• _YOUR TASK_
Which lines of the records below contain the word "structured"? Report each of them in full.

• _EXCERPTED RECORDS_
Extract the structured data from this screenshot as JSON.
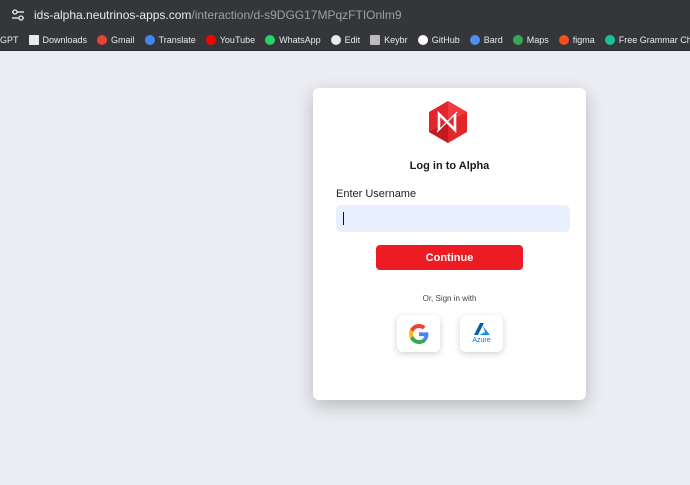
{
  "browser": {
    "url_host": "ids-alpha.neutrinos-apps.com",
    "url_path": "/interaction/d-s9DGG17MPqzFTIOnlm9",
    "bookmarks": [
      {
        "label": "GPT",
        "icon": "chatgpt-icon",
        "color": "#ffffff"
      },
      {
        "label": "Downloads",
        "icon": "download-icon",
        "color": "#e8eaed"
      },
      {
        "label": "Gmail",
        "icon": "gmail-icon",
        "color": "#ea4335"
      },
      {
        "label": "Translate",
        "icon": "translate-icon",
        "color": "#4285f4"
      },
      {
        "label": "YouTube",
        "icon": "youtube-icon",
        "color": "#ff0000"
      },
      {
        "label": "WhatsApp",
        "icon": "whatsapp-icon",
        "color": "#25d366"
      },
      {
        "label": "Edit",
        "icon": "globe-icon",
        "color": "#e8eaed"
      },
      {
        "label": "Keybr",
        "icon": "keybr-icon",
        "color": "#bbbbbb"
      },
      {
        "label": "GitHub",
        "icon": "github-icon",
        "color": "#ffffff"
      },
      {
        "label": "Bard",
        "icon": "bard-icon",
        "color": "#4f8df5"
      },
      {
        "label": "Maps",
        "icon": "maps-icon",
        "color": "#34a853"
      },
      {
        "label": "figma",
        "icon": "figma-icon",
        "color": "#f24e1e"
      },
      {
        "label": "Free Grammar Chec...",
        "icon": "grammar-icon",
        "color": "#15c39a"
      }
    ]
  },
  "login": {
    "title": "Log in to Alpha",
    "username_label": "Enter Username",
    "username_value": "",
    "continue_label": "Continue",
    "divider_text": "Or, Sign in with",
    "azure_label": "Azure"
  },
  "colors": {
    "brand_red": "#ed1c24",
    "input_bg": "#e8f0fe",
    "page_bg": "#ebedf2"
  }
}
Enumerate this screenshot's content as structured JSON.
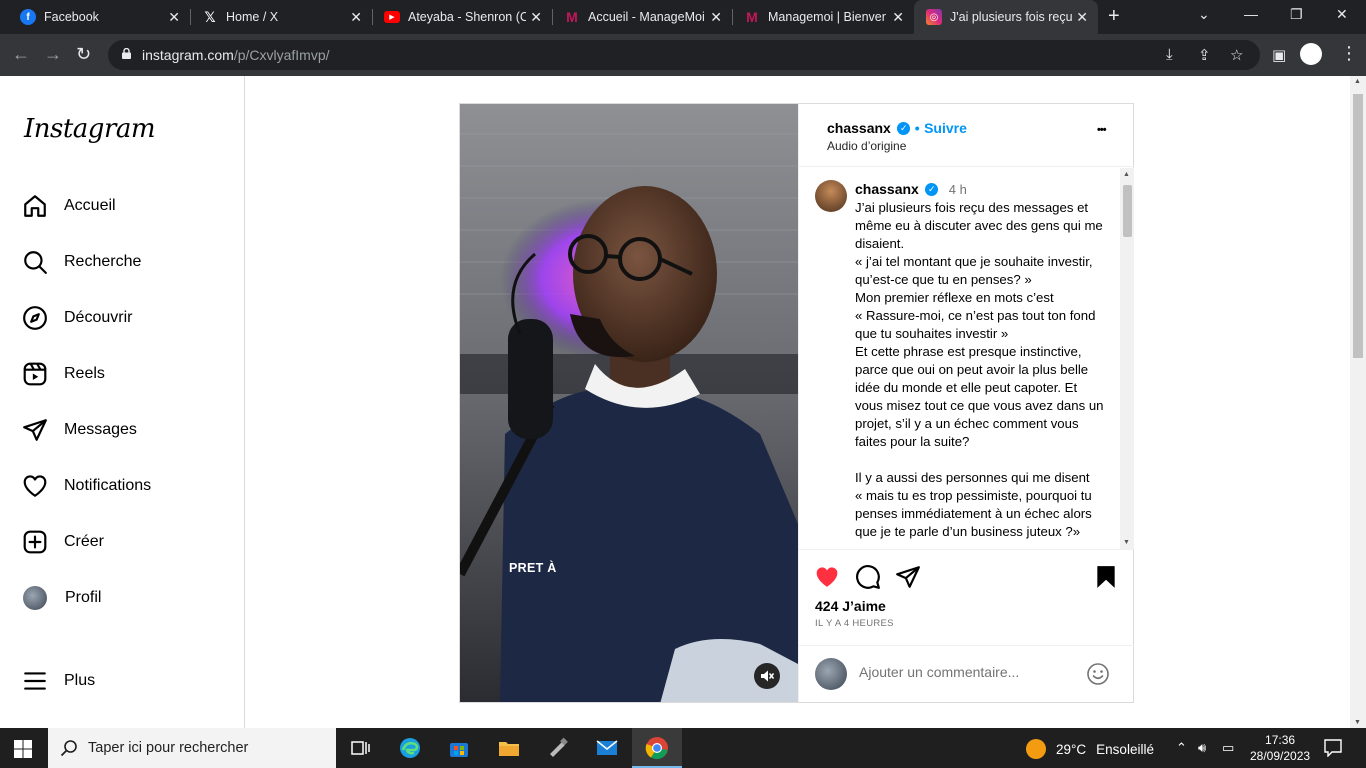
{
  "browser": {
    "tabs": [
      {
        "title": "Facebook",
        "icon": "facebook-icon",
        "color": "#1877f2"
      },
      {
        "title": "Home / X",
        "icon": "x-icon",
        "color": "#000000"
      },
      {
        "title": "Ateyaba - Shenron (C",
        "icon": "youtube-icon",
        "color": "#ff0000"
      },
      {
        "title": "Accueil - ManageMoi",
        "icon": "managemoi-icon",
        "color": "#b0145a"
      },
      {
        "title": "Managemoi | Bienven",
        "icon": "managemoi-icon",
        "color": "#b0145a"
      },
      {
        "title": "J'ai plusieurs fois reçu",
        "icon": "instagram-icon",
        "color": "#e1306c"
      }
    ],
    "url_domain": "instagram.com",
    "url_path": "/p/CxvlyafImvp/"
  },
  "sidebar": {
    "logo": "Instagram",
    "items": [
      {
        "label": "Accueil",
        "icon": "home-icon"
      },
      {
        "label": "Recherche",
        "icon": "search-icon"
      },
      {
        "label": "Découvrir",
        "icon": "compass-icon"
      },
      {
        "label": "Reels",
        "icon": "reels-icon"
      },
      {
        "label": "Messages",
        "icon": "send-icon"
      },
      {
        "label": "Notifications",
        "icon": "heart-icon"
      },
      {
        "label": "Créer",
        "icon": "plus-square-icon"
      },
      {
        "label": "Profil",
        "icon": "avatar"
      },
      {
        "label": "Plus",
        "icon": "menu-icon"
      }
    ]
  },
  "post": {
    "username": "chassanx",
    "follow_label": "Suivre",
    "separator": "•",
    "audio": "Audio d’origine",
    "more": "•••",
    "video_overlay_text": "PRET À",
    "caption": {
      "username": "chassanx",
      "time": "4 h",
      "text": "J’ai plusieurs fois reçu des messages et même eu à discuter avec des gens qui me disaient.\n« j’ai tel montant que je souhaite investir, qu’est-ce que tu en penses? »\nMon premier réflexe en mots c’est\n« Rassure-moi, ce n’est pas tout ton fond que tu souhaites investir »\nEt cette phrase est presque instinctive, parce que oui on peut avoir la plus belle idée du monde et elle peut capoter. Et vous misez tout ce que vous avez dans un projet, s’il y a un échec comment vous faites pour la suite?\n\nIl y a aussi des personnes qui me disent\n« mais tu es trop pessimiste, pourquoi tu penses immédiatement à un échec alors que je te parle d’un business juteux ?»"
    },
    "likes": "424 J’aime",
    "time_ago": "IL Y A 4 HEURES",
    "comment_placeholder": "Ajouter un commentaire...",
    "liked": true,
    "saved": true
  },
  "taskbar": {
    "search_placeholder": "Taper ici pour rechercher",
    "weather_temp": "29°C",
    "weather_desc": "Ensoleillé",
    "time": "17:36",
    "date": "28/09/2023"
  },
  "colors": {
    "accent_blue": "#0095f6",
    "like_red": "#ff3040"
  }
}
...
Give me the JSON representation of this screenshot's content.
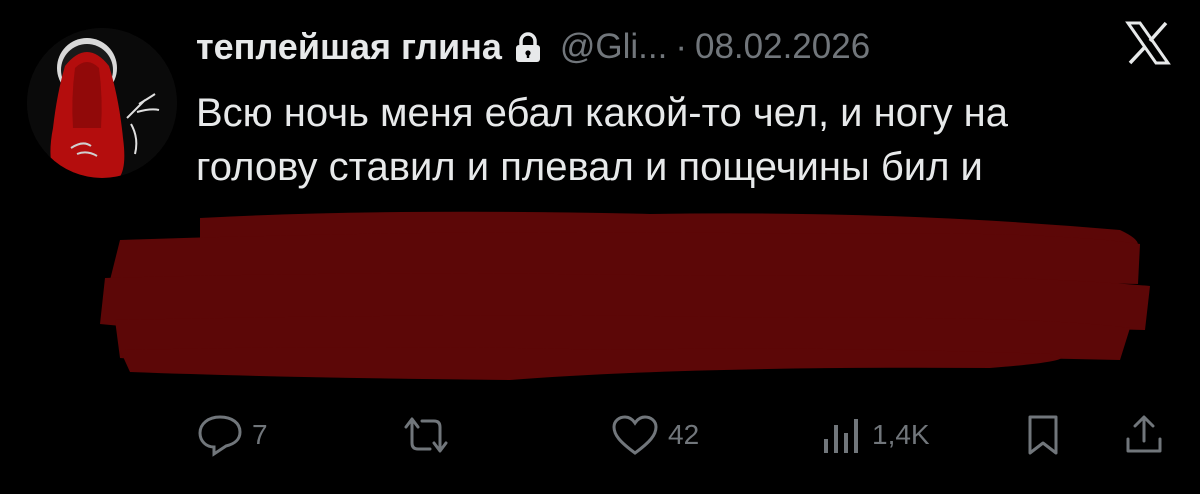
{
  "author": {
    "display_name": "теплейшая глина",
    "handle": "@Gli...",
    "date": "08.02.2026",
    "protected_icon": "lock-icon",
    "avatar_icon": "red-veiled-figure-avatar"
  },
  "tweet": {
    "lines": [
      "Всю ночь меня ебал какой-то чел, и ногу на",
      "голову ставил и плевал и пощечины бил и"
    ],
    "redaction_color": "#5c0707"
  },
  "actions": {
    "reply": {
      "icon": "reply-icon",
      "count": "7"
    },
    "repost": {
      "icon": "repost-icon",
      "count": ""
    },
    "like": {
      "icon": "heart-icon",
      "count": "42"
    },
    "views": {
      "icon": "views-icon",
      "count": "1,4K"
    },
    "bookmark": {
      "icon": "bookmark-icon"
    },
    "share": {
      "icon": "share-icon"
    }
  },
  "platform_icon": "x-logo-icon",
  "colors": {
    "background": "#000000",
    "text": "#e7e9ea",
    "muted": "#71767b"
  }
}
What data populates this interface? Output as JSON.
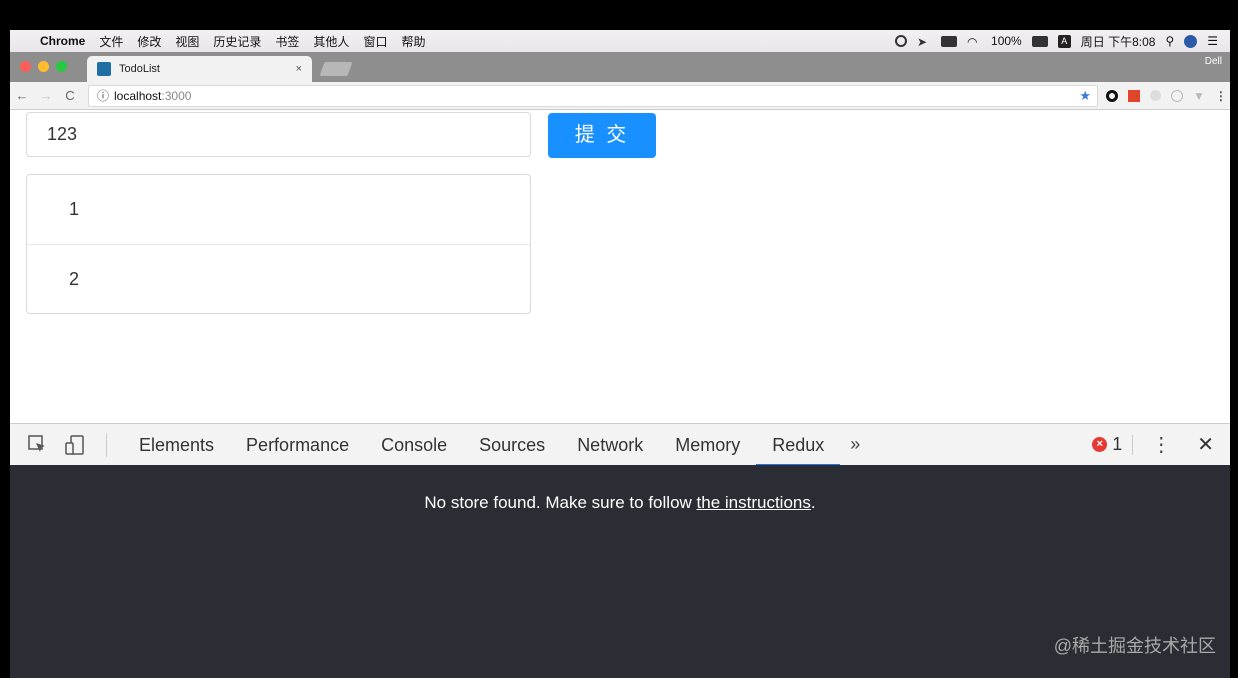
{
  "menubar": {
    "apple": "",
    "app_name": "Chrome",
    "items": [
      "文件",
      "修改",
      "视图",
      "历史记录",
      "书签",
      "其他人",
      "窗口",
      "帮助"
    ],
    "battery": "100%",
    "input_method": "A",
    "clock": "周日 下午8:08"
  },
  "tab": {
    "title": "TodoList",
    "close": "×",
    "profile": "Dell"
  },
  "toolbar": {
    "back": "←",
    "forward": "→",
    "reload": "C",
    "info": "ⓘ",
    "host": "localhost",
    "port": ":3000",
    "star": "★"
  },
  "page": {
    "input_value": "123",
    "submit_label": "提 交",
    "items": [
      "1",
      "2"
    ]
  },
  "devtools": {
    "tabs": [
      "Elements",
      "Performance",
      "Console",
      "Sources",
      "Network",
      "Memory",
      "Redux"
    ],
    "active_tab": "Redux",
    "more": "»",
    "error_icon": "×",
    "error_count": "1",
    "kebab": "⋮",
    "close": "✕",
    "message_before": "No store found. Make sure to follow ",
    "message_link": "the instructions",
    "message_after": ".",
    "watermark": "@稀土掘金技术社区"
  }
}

• _SOLUTION BELOW_
Extract the structured data from this screenshot as JSON.
Enumerate this screenshot's content as structured JSON.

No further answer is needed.